Runaway and Homeless Youth and Relationship Violence Toolkit (National Resource Center on Domestic Violence and the Family Violence Prevention and Services Program of Health and Human Services, 2010). This toolkit was developed by and for advocates for runaway and homeless youth, and domestic violence and sexual assault survivors to help programmes create partnerships, improve services and prevention strategies for working with youth at risk, based on the context in the United States. Available in English.

Empowering Young Women to Lead Change: A Training Manual (World YWCA with support from UNFPA, 2006). This training manual is for young women around the world to develop awareness, facilitation and advocacy skills on key issues. The issues identified in the manual include: HIV and AIDS, sexual and reproductive health, self esteem and body image, violence against women, human rights, economic justice and peace. The manual includes 7 workshop activities and facilitation notes specifically focused on violence against women. Available in English, French and Spanish.
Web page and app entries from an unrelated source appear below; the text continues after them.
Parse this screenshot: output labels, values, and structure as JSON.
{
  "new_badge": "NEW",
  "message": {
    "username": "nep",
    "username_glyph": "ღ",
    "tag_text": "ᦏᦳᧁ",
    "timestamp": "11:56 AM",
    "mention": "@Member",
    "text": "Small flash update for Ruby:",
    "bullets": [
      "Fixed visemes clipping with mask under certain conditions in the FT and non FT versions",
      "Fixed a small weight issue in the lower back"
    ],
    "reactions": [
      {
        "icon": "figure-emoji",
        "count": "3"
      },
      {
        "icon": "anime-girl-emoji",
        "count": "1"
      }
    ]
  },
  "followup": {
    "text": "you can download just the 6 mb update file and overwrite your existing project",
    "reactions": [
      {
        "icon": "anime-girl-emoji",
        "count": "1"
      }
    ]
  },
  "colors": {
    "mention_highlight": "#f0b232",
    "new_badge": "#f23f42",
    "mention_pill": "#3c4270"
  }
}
Enabling Adolescents to Build Life Skills Part I: Understanding Concepts, Evolving Strategies, and Part II: Needs Assessment, Conceptual Framework (Mridula Seth for UNFPA). This assessment tool, by, is for programme staff and researchers working with adolescents. The resource is comprised of two parts: the first provides an overview of the various skills needed for young people to enhance their life skills, and the second section provides guidance on conducting a needs assessment for adolescents with a focus on reproductive health. Available in English.

Youth Relationships Manual: A Group Approach with Adolescents for the Prevention of Woman Abuse and the Promotion of Healthy Relationships (Wolfe, Wekerle, Gough, et al., 1996). This manual, by, is for facilitators working with adolescents aged 14-17 who have experienced family violence. The manual curriculum comprises 18 sessions which provides information, skills-building exercises and community activities related to communication, conflict resolution, positive behaviors for dating and interpersonal interaction, as well as practice applying the skills. The sessions cover power and violence in relationships, date rape, sexism, the media and sexism, and strategies to confront sexism and violence against women. The manual includes exercises, handout reproductions, forms, and group building techniques. Available for purchase in English.

See additional tools for engaging Adolescents/Youth.